### Records provided
________

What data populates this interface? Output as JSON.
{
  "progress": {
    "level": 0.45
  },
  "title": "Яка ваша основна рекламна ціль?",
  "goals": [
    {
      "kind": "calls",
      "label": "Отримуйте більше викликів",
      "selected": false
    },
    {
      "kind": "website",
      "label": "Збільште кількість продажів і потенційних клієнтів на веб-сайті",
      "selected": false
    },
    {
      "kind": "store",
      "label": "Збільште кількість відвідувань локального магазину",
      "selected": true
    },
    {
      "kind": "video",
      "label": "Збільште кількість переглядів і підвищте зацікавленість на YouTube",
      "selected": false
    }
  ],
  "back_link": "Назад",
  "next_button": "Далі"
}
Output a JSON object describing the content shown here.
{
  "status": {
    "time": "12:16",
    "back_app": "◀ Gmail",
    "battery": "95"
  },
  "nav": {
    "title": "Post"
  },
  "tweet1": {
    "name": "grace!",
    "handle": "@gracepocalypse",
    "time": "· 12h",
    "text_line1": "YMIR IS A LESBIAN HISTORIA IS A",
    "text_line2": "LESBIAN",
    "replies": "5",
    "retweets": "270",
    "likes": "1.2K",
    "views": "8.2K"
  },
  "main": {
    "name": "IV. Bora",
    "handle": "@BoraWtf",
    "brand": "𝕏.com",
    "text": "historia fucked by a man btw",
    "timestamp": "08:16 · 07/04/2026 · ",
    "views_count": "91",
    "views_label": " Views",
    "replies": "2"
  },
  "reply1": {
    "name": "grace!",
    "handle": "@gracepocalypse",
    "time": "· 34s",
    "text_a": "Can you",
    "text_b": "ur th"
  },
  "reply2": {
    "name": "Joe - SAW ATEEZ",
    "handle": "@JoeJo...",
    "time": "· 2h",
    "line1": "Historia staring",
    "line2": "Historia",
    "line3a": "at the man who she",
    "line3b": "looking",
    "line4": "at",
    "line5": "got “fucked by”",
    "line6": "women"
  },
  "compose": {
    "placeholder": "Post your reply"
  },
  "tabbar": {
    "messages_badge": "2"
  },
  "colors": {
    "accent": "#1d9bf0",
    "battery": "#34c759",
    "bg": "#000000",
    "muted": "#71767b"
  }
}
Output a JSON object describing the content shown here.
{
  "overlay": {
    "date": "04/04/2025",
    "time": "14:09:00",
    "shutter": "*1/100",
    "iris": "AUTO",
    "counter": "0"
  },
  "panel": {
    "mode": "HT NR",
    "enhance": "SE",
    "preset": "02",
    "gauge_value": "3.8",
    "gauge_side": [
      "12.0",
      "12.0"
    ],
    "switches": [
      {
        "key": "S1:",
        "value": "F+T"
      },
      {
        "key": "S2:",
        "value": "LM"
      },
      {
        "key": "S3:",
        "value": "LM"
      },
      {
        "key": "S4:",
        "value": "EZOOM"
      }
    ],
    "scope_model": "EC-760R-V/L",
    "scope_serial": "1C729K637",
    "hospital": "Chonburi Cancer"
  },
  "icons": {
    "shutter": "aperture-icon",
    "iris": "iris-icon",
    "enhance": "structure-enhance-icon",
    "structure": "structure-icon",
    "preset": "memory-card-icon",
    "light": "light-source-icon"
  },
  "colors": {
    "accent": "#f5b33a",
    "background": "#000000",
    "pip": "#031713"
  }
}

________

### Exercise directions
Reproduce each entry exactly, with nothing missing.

### Your response
What data populates this interface? Output as JSON.
{
  "progress": {
    "level": 0.45
  },
  "title": "Яка ваша основна рекламна ціль?",
  "goals": [
    {
      "kind": "calls",
      "label": "Отримуйте більше викликів",
      "selected": false
    },
    {
      "kind": "website",
      "label": "Збільште кількість продажів і потенційних клієнтів на веб-сайті",
      "selected": false
    },
    {
      "kind": "store",
      "label": "Збільште кількість відвідувань локального магазину",
      "selected": true
    },
    {
      "kind": "video",
      "label": "Збільште кількість переглядів і підвищте зацікавленість на YouTube",
      "selected": false
    }
  ],
  "back_link": "Назад",
  "next_button": "Далі"
}
Output a JSON object describing the content shown here.
{
  "status": {
    "time": "12:16",
    "back_app": "◀ Gmail",
    "battery": "95"
  },
  "nav": {
    "title": "Post"
  },
  "tweet1": {
    "name": "grace!",
    "handle": "@gracepocalypse",
    "time": "· 12h",
    "text_line1": "YMIR IS A LESBIAN HISTORIA IS A",
    "text_line2": "LESBIAN",
    "replies": "5",
    "retweets": "270",
    "likes": "1.2K",
    "views": "8.2K"
  },
  "main": {
    "name": "IV. Bora",
    "handle": "@BoraWtf",
    "brand": "𝕏.com",
    "text": "historia fucked by a man btw",
    "timestamp": "08:16 · 07/04/2026 · ",
    "views_count": "91",
    "views_label": " Views",
    "replies": "2"
  },
  "reply1": {
    "name": "grace!",
    "handle": "@gracepocalypse",
    "time": "· 34s",
    "text_a": "Can you",
    "text_b": "ur th"
  },
  "reply2": {
    "name": "Joe - SAW ATEEZ",
    "handle": "@JoeJo...",
    "time": "· 2h",
    "line1": "Historia staring",
    "line2": "Historia",
    "line3a": "at the man who she",
    "line3b": "looking",
    "line4": "at",
    "line5": "got “fucked by”",
    "line6": "women"
  },
  "compose": {
    "placeholder": "Post your reply"
  },
  "tabbar": {
    "messages_badge": "2"
  },
  "colors": {
    "accent": "#1d9bf0",
    "battery": "#34c759",
    "bg": "#000000",
    "muted": "#71767b"
  }
}
Output a JSON object describing the content shown here.
{
  "overlay": {
    "date": "04/04/2025",
    "time": "14:09:00",
    "shutter": "*1/100",
    "iris": "AUTO",
    "counter": "0"
  },
  "panel": {
    "mode": "HT NR",
    "enhance": "SE",
    "preset": "02",
    "gauge_value": "3.8",
    "gauge_side": [
      "12.0",
      "12.0"
    ],
    "switches": [
      {
        "key": "S1:",
        "value": "F+T"
      },
      {
        "key": "S2:",
        "value": "LM"
      },
      {
        "key": "S3:",
        "value": "LM"
      },
      {
        "key": "S4:",
        "value": "EZOOM"
      }
    ],
    "scope_model": "EC-760R-V/L",
    "scope_serial": "1C729K637",
    "hospital": "Chonburi Cancer"
  },
  "icons": {
    "shutter": "aperture-icon",
    "iris": "iris-icon",
    "enhance": "structure-enhance-icon",
    "structure": "structure-icon",
    "preset": "memory-card-icon",
    "light": "light-source-icon"
  },
  "colors": {
    "accent": "#f5b33a",
    "background": "#000000",
    "pip": "#031713"
  }
}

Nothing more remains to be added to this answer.